*** Opening DATASET RECORDS ***

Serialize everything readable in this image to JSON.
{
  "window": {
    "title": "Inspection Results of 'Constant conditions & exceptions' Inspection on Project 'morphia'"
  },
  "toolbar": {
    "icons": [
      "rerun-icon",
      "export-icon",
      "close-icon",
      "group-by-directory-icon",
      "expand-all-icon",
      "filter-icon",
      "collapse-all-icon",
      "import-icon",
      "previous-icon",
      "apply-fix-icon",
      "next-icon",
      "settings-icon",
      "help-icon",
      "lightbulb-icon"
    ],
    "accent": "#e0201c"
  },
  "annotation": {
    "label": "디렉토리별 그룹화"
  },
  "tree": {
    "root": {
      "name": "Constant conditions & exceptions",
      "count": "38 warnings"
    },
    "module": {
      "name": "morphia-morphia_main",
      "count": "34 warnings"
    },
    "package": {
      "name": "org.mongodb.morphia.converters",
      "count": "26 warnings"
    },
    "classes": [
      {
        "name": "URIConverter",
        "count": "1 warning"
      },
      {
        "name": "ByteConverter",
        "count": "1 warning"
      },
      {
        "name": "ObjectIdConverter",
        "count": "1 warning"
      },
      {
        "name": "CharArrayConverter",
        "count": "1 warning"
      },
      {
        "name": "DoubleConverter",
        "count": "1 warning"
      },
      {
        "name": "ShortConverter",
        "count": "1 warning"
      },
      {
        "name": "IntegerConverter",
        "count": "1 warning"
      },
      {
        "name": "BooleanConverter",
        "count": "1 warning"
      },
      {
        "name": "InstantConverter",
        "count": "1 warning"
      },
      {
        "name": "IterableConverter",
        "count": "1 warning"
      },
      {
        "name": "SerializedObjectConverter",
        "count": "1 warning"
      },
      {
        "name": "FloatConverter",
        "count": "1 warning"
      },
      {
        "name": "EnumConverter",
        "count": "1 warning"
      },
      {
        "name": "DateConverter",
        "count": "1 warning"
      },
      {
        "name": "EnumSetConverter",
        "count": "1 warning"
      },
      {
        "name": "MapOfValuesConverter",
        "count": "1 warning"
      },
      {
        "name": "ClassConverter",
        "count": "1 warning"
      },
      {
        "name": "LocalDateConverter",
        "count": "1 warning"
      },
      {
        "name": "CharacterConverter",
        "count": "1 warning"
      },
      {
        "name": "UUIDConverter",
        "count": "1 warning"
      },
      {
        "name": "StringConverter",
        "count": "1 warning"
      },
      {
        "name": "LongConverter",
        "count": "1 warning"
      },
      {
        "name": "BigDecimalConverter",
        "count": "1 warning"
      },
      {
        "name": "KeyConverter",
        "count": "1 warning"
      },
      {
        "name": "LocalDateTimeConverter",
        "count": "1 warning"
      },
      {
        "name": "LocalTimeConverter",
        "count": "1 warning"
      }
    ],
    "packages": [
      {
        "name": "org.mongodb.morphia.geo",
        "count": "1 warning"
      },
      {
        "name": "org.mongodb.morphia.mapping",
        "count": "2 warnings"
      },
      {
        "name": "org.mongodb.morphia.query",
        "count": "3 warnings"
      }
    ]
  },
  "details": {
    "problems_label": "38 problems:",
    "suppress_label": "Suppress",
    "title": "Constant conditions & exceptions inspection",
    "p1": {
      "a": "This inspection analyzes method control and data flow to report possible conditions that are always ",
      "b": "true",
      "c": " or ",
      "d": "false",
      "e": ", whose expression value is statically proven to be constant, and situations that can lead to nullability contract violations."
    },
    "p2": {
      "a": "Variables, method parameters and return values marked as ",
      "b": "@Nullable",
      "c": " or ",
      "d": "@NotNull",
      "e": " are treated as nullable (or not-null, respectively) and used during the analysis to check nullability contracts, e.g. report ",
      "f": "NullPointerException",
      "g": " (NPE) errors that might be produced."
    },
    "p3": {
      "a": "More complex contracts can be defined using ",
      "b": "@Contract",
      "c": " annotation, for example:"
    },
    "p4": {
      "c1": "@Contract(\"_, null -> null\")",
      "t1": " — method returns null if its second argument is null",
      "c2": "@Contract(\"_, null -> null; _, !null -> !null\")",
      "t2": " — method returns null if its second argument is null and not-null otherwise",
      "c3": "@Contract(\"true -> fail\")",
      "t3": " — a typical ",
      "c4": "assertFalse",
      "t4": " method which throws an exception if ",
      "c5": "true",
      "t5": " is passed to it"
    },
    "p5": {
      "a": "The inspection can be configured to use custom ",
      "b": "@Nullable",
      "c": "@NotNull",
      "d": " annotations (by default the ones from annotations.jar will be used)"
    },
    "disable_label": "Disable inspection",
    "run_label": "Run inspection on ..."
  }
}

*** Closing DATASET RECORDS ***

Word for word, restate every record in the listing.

Serialize everything readable in this image to JSON.
{
  "window": {
    "title": "Inspection Results of 'Constant conditions & exceptions' Inspection on Project 'morphia'"
  },
  "toolbar": {
    "icons": [
      "rerun-icon",
      "export-icon",
      "close-icon",
      "group-by-directory-icon",
      "expand-all-icon",
      "filter-icon",
      "collapse-all-icon",
      "import-icon",
      "previous-icon",
      "apply-fix-icon",
      "next-icon",
      "settings-icon",
      "help-icon",
      "lightbulb-icon"
    ],
    "accent": "#e0201c"
  },
  "annotation": {
    "label": "디렉토리별 그룹화"
  },
  "tree": {
    "root": {
      "name": "Constant conditions & exceptions",
      "count": "38 warnings"
    },
    "module": {
      "name": "morphia-morphia_main",
      "count": "34 warnings"
    },
    "package": {
      "name": "org.mongodb.morphia.converters",
      "count": "26 warnings"
    },
    "classes": [
      {
        "name": "URIConverter",
        "count": "1 warning"
      },
      {
        "name": "ByteConverter",
        "count": "1 warning"
      },
      {
        "name": "ObjectIdConverter",
        "count": "1 warning"
      },
      {
        "name": "CharArrayConverter",
        "count": "1 warning"
      },
      {
        "name": "DoubleConverter",
        "count": "1 warning"
      },
      {
        "name": "ShortConverter",
        "count": "1 warning"
      },
      {
        "name": "IntegerConverter",
        "count": "1 warning"
      },
      {
        "name": "BooleanConverter",
        "count": "1 warning"
      },
      {
        "name": "InstantConverter",
        "count": "1 warning"
      },
      {
        "name": "IterableConverter",
        "count": "1 warning"
      },
      {
        "name": "SerializedObjectConverter",
        "count": "1 warning"
      },
      {
        "name": "FloatConverter",
        "count": "1 warning"
      },
      {
        "name": "EnumConverter",
        "count": "1 warning"
      },
      {
        "name": "DateConverter",
        "count": "1 warning"
      },
      {
        "name": "EnumSetConverter",
        "count": "1 warning"
      },
      {
        "name": "MapOfValuesConverter",
        "count": "1 warning"
      },
      {
        "name": "ClassConverter",
        "count": "1 warning"
      },
      {
        "name": "LocalDateConverter",
        "count": "1 warning"
      },
      {
        "name": "CharacterConverter",
        "count": "1 warning"
      },
      {
        "name": "UUIDConverter",
        "count": "1 warning"
      },
      {
        "name": "StringConverter",
        "count": "1 warning"
      },
      {
        "name": "LongConverter",
        "count": "1 warning"
      },
      {
        "name": "BigDecimalConverter",
        "count": "1 warning"
      },
      {
        "name": "KeyConverter",
        "count": "1 warning"
      },
      {
        "name": "LocalDateTimeConverter",
        "count": "1 warning"
      },
      {
        "name": "LocalTimeConverter",
        "count": "1 warning"
      }
    ],
    "packages": [
      {
        "name": "org.mongodb.morphia.geo",
        "count": "1 warning"
      },
      {
        "name": "org.mongodb.morphia.mapping",
        "count": "2 warnings"
      },
      {
        "name": "org.mongodb.morphia.query",
        "count": "3 warnings"
      }
    ]
  },
  "details": {
    "problems_label": "38 problems:",
    "suppress_label": "Suppress",
    "title": "Constant conditions & exceptions inspection",
    "p1": {
      "a": "This inspection analyzes method control and data flow to report possible conditions that are always ",
      "b": "true",
      "c": " or ",
      "d": "false",
      "e": ", whose expression value is statically proven to be constant, and situations that can lead to nullability contract violations."
    },
    "p2": {
      "a": "Variables, method parameters and return values marked as ",
      "b": "@Nullable",
      "c": " or ",
      "d": "@NotNull",
      "e": " are treated as nullable (or not-null, respectively) and used during the analysis to check nullability contracts, e.g. report ",
      "f": "NullPointerException",
      "g": " (NPE) errors that might be produced."
    },
    "p3": {
      "a": "More complex contracts can be defined using ",
      "b": "@Contract",
      "c": " annotation, for example:"
    },
    "p4": {
      "c1": "@Contract(\"_, null -> null\")",
      "t1": " — method returns null if its second argument is null",
      "c2": "@Contract(\"_, null -> null; _, !null -> !null\")",
      "t2": " — method returns null if its second argument is null and not-null otherwise",
      "c3": "@Contract(\"true -> fail\")",
      "t3": " — a typical ",
      "c4": "assertFalse",
      "t4": " method which throws an exception if ",
      "c5": "true",
      "t5": " is passed to it"
    },
    "p5": {
      "a": "The inspection can be configured to use custom ",
      "b": "@Nullable",
      "c": "@NotNull",
      "d": " annotations (by default the ones from annotations.jar will be used)"
    },
    "disable_label": "Disable inspection",
    "run_label": "Run inspection on ..."
  }
}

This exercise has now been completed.